Car #3: 1997 BMW “M3-R”
–2012: (Yes, I actually owned three racecars over the course of 2005…) After my almost-experiment with the Miata didn’t work out, I returned to the racing classifieds that I’d been looking at prior to the Miata to discover that the “roller” (no engine or driveline) M3 I’d liked the looks of several months earlier was still available AND elsewhere I found a generation-appropriate, low-mileage S52 engine to put in it for about half what I’d expected. Eventually, the car went through a repaint from red to yellow and then an engine swap to an S54 from the next generation M3 to become what I called an “M3-R.”
Fantastic car, the most “racecar” one I’ve owned, and I had a lot of fun with it, but also expensive, a lot of work between and during races, and I ultimately sold it to pay a chunk toward my kids’ college.
Car #4: 1997 Honda Civic
–2016: An attempt to return to a simple-to-own, simple-to-run car that was also an experiment in the “low weight/low horsepower vs high weight/high horsepower” debate that would crop up when discussing the 10-horsepower-per-pound rule that formed the core of the ST class. It was also a bit of a “Frankencar” in that it was Civic Si coupe from the A-pillar forward, Civic DX sedan from there back, and Acura RSX in the engine/gearbox.
Great car, well built, and a former two-time national champion in NASA’s Honda Challenge class, but ultimately something of an “Integra redux” in that I always had people to race against, but not in my class. (For ST, it looks like around 300 HP and 3000 pounds is the sweet spot.)
Car #5: 2006 Ford Mustang GT

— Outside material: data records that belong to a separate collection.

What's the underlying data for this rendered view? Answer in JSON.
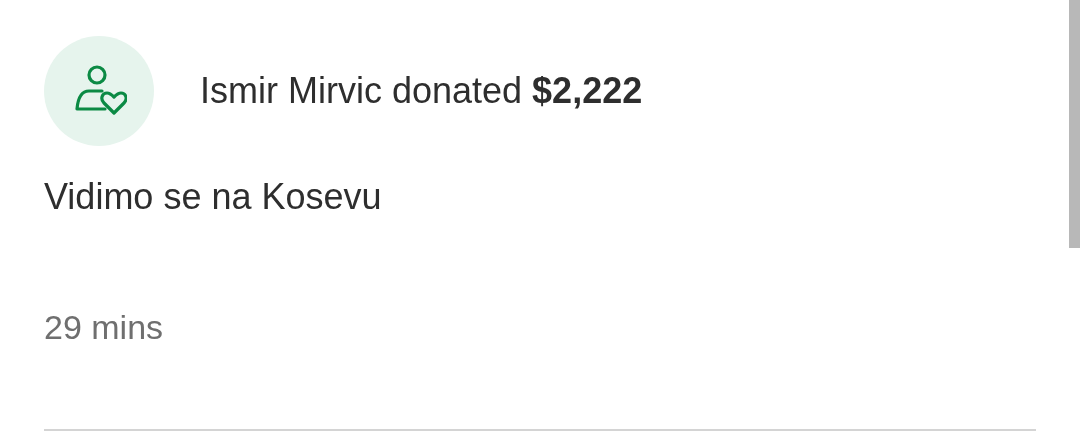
{
  "donation": {
    "headline": "Ismir Mirvic donated **$2,222**",
    "message": "Vidimo se na Kosevu",
    "time": "29 mins"
  }
}
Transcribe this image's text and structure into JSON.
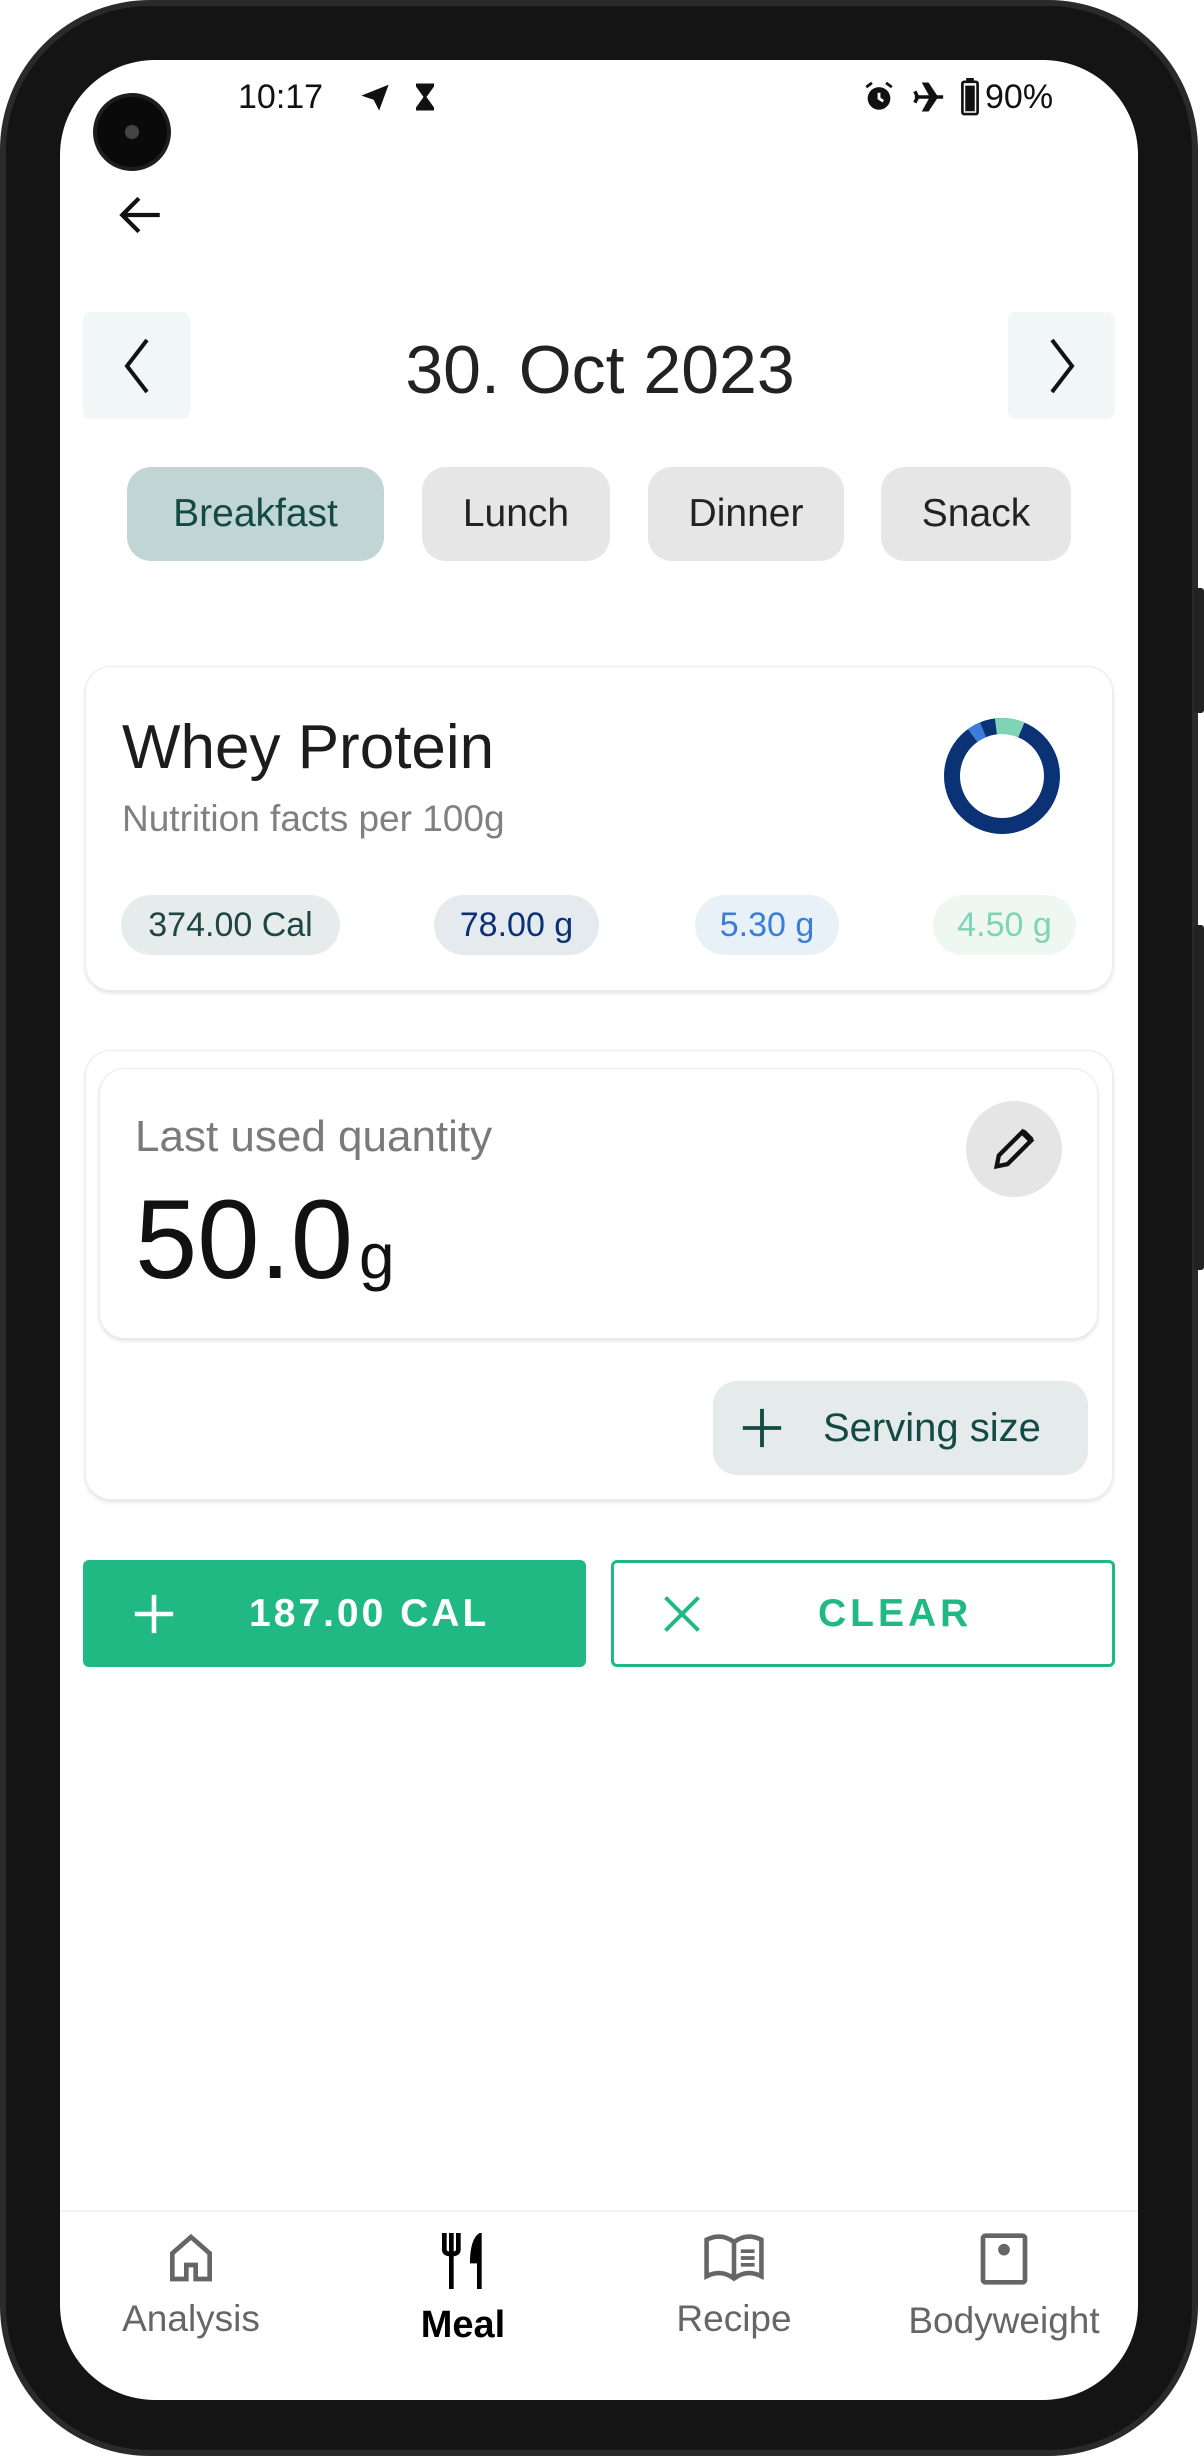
{
  "status_bar": {
    "time": "10:17",
    "battery": "90%",
    "icons": [
      "telegram-icon",
      "hourglass-icon",
      "alarm-icon",
      "airplane-icon",
      "battery-icon"
    ]
  },
  "header": {
    "back": "back-arrow-icon",
    "date": "30. Oct 2023"
  },
  "meal_tabs": [
    {
      "label": "Breakfast",
      "selected": true
    },
    {
      "label": "Lunch"
    },
    {
      "label": "Dinner"
    },
    {
      "label": "Snack"
    }
  ],
  "food": {
    "name": "Whey Protein",
    "subtitle": "Nutrition facts per 100g",
    "calories": "374.00 Cal",
    "protein": "78.00 g",
    "carbs": "5.30 g",
    "fat": "4.50 g",
    "colors": {
      "protein": "#0b3275",
      "carbs": "#3b7dd8",
      "fat": "#7dd5b3"
    }
  },
  "quantity": {
    "label": "Last used quantity",
    "value": "50.0",
    "unit": "g",
    "serving_size_label": "Serving size"
  },
  "actions": {
    "add_label": "187.00 CAL",
    "clear_label": "CLEAR",
    "accent": "#20b883"
  },
  "bottom_nav": [
    {
      "label": "Analysis"
    },
    {
      "label": "Meal",
      "active": true
    },
    {
      "label": "Recipe"
    },
    {
      "label": "Bodyweight"
    }
  ]
}
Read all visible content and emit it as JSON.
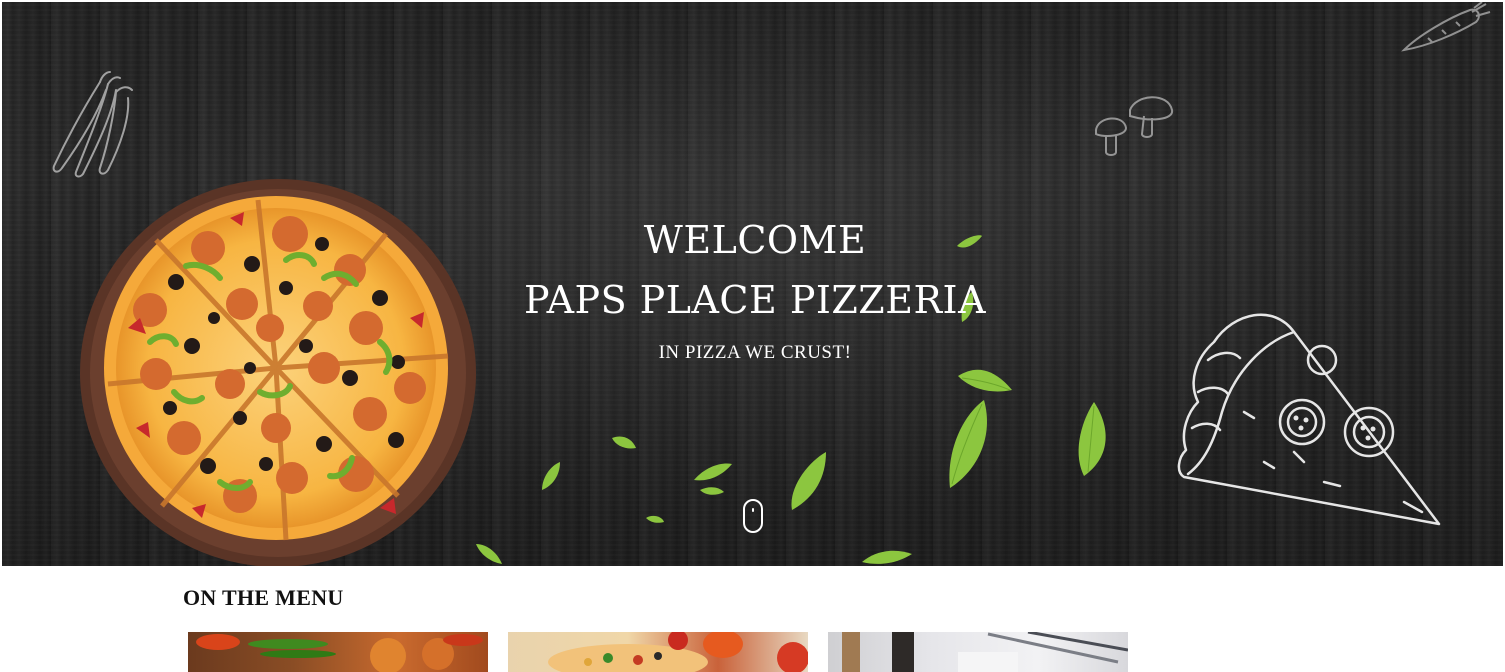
{
  "hero": {
    "title_line1": "WELCOME",
    "title_line2": "PAPS PLACE PIZZERIA",
    "subtitle": "IN PIZZA WE CRUST!"
  },
  "menu": {
    "heading": "ON THE MENU",
    "cards": [
      {
        "image": "pizza-with-peppers-photo"
      },
      {
        "image": "pizza-with-vegetables-photo"
      },
      {
        "image": "table-setting-photo"
      }
    ]
  },
  "colors": {
    "hero_text": "#ffffff",
    "wood_dark": "#2b2b2b",
    "leaf_green": "#8cc63f",
    "menu_heading": "#111111"
  },
  "icons": [
    "scroll-mouse-icon",
    "chili-peppers-doodle",
    "mushroom-doodle",
    "carrot-doodle",
    "pizza-slice-doodle"
  ]
}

–2023: This car is sort of a double-attempt to recapture the “get in and go race”-style of the Integra while also getting closer to what seems to be the ideal ST horsepower and weight numbers. Unfortunately, and it’s maybe a little early to draw this conclusion, it’s looking like most of the ST cars have either become SST cars (8.5:1 for a horsepower-to-weight ratio instead of 10:1) or have just disappeared from the track completely.